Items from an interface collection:
Start of Block
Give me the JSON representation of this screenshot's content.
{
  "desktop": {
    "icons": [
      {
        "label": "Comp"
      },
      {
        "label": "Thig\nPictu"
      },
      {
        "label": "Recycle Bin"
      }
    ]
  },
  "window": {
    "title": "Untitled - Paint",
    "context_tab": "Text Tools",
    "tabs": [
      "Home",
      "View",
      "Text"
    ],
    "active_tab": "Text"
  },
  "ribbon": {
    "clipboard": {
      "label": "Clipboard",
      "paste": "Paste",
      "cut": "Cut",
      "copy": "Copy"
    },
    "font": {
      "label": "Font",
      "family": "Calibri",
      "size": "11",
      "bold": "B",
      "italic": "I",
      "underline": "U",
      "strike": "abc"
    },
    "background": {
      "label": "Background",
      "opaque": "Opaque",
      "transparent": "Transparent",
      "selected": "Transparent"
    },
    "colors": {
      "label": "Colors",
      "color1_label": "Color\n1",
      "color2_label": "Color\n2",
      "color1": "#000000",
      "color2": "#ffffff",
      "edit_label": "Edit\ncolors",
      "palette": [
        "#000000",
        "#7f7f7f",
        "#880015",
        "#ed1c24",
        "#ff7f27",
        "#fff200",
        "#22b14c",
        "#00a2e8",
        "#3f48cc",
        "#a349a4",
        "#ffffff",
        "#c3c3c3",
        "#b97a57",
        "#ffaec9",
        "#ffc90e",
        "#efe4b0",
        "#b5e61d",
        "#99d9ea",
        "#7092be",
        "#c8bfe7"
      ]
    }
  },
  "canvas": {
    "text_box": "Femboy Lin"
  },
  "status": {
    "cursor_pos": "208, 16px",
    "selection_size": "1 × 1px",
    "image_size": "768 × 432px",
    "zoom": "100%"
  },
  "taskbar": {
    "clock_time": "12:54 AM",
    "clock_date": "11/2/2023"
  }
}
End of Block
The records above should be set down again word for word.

Give me the JSON representation of this screenshot's content.
{
  "desktop": {
    "icons": [
      {
        "label": "Comp"
      },
      {
        "label": "Thig\nPictu"
      },
      {
        "label": "Recycle Bin"
      }
    ]
  },
  "window": {
    "title": "Untitled - Paint",
    "context_tab": "Text Tools",
    "tabs": [
      "Home",
      "View",
      "Text"
    ],
    "active_tab": "Text"
  },
  "ribbon": {
    "clipboard": {
      "label": "Clipboard",
      "paste": "Paste",
      "cut": "Cut",
      "copy": "Copy"
    },
    "font": {
      "label": "Font",
      "family": "Calibri",
      "size": "11",
      "bold": "B",
      "italic": "I",
      "underline": "U",
      "strike": "abc"
    },
    "background": {
      "label": "Background",
      "opaque": "Opaque",
      "transparent": "Transparent",
      "selected": "Transparent"
    },
    "colors": {
      "label": "Colors",
      "color1_label": "Color\n1",
      "color2_label": "Color\n2",
      "color1": "#000000",
      "color2": "#ffffff",
      "edit_label": "Edit\ncolors",
      "palette": [
        "#000000",
        "#7f7f7f",
        "#880015",
        "#ed1c24",
        "#ff7f27",
        "#fff200",
        "#22b14c",
        "#00a2e8",
        "#3f48cc",
        "#a349a4",
        "#ffffff",
        "#c3c3c3",
        "#b97a57",
        "#ffaec9",
        "#ffc90e",
        "#efe4b0",
        "#b5e61d",
        "#99d9ea",
        "#7092be",
        "#c8bfe7"
      ]
    }
  },
  "canvas": {
    "text_box": "Femboy Lin"
  },
  "status": {
    "cursor_pos": "208, 16px",
    "selection_size": "1 × 1px",
    "image_size": "768 × 432px",
    "zoom": "100%"
  },
  "taskbar": {
    "clock_time": "12:54 AM",
    "clock_date": "11/2/2023"
  }
}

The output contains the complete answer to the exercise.